Join us on june 21 as we chart PLACE progress and the opportunities within
In summary: Ireland is highly dependent on imported fossil fuels. As 2020 approaches, the pressure is on the Irish Government to ensure the country meets its renewable energy targets of 16 percent of all energy generated from renewable sources.
Due to the lack of development in the transport and heat sectors, the renewables must contribute more to achieve the overall objective of reducing CO2 emissions. Ireland is motivated to embrace solar as wind alone will not enable the country to achieve its targets. The new Apple data centre in Galway will have a demand three times the size of Intel, which has been the largest user of electricity in the country. Data centres and foreign direct investment are leading the way by ensuring that large portions of their energy demand comes from renewable sources and have contracted with large energy suppliers through PPAs.
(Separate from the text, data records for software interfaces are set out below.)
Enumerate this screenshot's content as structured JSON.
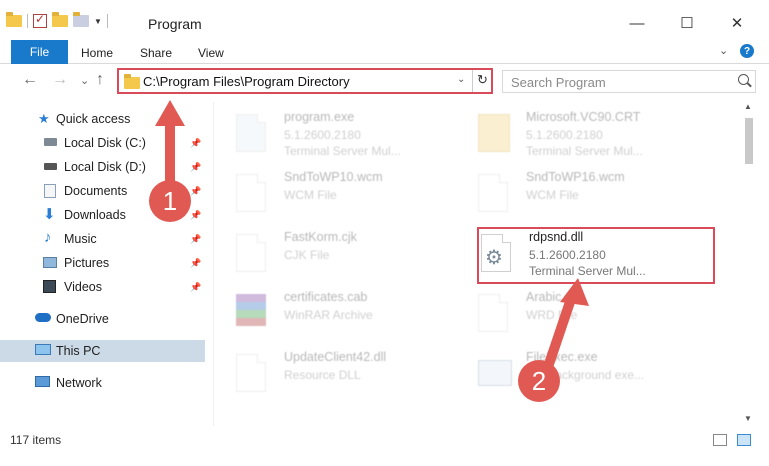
{
  "window": {
    "title": "Program",
    "minimize_glyph": "—",
    "maximize_glyph": "☐",
    "close_glyph": "✕"
  },
  "ribbon": {
    "file_tab": "File",
    "tabs": [
      "Home",
      "Share",
      "View"
    ],
    "help_glyph": "?"
  },
  "nav": {
    "back_glyph": "←",
    "forward_glyph": "→",
    "recent_glyph": "⌄",
    "up_glyph": "↑",
    "address": "C:\\Program Files\\Program Directory",
    "address_dropdown_glyph": "⌄",
    "refresh_glyph": "↻",
    "search_placeholder": "Search Program"
  },
  "sidebar": {
    "items": [
      {
        "label": "Quick access",
        "icon": "star-icon",
        "pinned": false
      },
      {
        "label": "Local Disk (C:)",
        "icon": "drive-icon",
        "pinned": true
      },
      {
        "label": "Local Disk (D:)",
        "icon": "drive-icon",
        "pinned": true
      },
      {
        "label": "Documents",
        "icon": "documents-icon",
        "pinned": true
      },
      {
        "label": "Downloads",
        "icon": "downloads-icon",
        "pinned": true
      },
      {
        "label": "Music",
        "icon": "music-icon",
        "pinned": true
      },
      {
        "label": "Pictures",
        "icon": "pictures-icon",
        "pinned": true
      },
      {
        "label": "Videos",
        "icon": "videos-icon",
        "pinned": true
      },
      {
        "label": "OneDrive",
        "icon": "cloud-icon",
        "pinned": false
      },
      {
        "label": "This PC",
        "icon": "computer-icon",
        "pinned": false,
        "selected": true
      },
      {
        "label": "Network",
        "icon": "network-icon",
        "pinned": false
      }
    ]
  },
  "files": [
    {
      "name": "program.exe",
      "line2": "5.1.2600.2180",
      "line3": "Terminal Server Mul...",
      "icon": "exe-icon",
      "dim": true
    },
    {
      "name": "Microsoft.VC90.CRT",
      "line2": "5.1.2600.2180",
      "line3": "Terminal Server Mul...",
      "icon": "folder-icon",
      "dim": true
    },
    {
      "name": "SndToWP10.wcm",
      "line2": "WCM File",
      "line3": "",
      "icon": "file-icon",
      "dim": true
    },
    {
      "name": "SndToWP16.wcm",
      "line2": "WCM File",
      "line3": "",
      "icon": "file-icon",
      "dim": true
    },
    {
      "name": "FastKorm.cjk",
      "line2": "CJK File",
      "line3": "",
      "icon": "file-icon",
      "dim": true
    },
    {
      "name": "rdpsnd.dll",
      "line2": "5.1.2600.2180",
      "line3": "Terminal Server Mul...",
      "icon": "dll-gear-icon",
      "dim": false
    },
    {
      "name": "certificates.cab",
      "line2": "WinRAR Archive",
      "line3": "",
      "icon": "archive-icon",
      "dim": true
    },
    {
      "name": "Arabic.cld",
      "line2": "WRD File",
      "line3": "",
      "icon": "file-icon",
      "dim": true
    },
    {
      "name": "UpdateClient42.dll",
      "line2": "Resource DLL",
      "line3": "",
      "icon": "dll-icon",
      "dim": true
    },
    {
      "name": "FileExec.exe",
      "line2": "File background exe...",
      "line3": "",
      "icon": "exe-icon",
      "dim": true
    }
  ],
  "status": {
    "item_count": "117 items"
  },
  "callouts": {
    "step1": "1",
    "step2": "2",
    "color": "#e05a53"
  }
}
Another avenue for these larger energy users is a direct connection between these plants and solar projects, which is currently prohibited under current Irish legislation. This connection method is successfully used in Northern Ireland, where Belfast Airport is now connected directly to a nearby solar farm. If this type of arrangement be implemented in Ireland, many more projects and sites could be realised. In addition, this would reduce pressure on the national electricity grid by allowing large-demand customers to reduce their requirement to import energy from the grid network and produce on-site or nearby electricity.
Ireland is now in a unique position to take advantage of solar technology. Following the publication of the Government’s White Paper on Energy, there is now a realistic expectation that solar energy will be supported in Ireland and soon. What of Northern Ireland, how does it move forward post subsidy, does further solar success lie with the PPAs? How can Northern Ireland take advantage of its neighbour’s new business?
Get ready: Join us in Belfast on June 21 to discuss policy, planning, regulation, finance, technology developments, O&M and storage. Hear from 20 + speakers from across the supply chain in Ireland and UK and understand the opportunity for your company.
Ireland is motivated and ready for solar. Are you?
WHO SHOULD ATTEND?
Government, policy makers; analysts/ legal/ financial advisers; planning consultants/ environmental advisors; EPCs; installers; utilities; inverter/storage companies; module suppliers, R&D, local councils, construction firms
Registration is open for the Solar Ireland one day conference to be held in Belfast. This is a conference of substance with first class networking opportunities.
Each booking includes lunch and refreshments. Places are limited.
Conference Starts In
Join companies like
Elgin Energy, Gaelectric, Solarcentury, Jennings O'Donovan & Partners, MullanGrid Consulting Ltd, Diamond Investments, GOLDBECK Solar GmbH, Solar Farmers, Multi-Contact (UK) , Sungrow, Conergy UK, Hive Energy, PP Asset Management Ltd, Altec Renewables, Neo Environmental, G2energy, Renewable Energy Agency, Canadian Solar EMEA GmbH, Solar Advanced Systems, Floating Solar UK, HUAWEI Technologies, Martifer Solar, Engie Fabricom, Jinko Solar, Solarwatt, Immersun, Solar-Log, Enphase Energy, Schweizer , McAlpine Solicitors, JLL, DARD, IHS Energy, BNRG, Utility Regulator, SONI, Solar Electric Ireland, TLT, NI Housing, BRE, Lark Energy, Green Deal, Floating Solar, Tecsolgeo, Action Renewables, Sharp Electronics Europe, JBM Solar Ireland, Energia, Renewable Solution, Diamond Investments, Alternative Energy, Nahanagan Electrical, Clearpower , Schletter, Alternative Energy, Priority Construction, SMA Solar Technology, RES, Foresight Group, SSE, Schneider Electric, Beauchamps Solicitors, Orchard Groundcare, Sharp Laboratories of Europe, Hunter Energy Solutions, NTR , Gaelectric Developments, NEGRATIN, Philip Lee, McCarthy Keville O'Sullivan, Trina Solar, Hadstone Energy Limited, Seraphim Solar Systems, QOS Energy, ElectroRoute Market Access, Vayu, Natural Products, Instalaciones Negratin SLU, Bank of Ireland, Arbarr and more.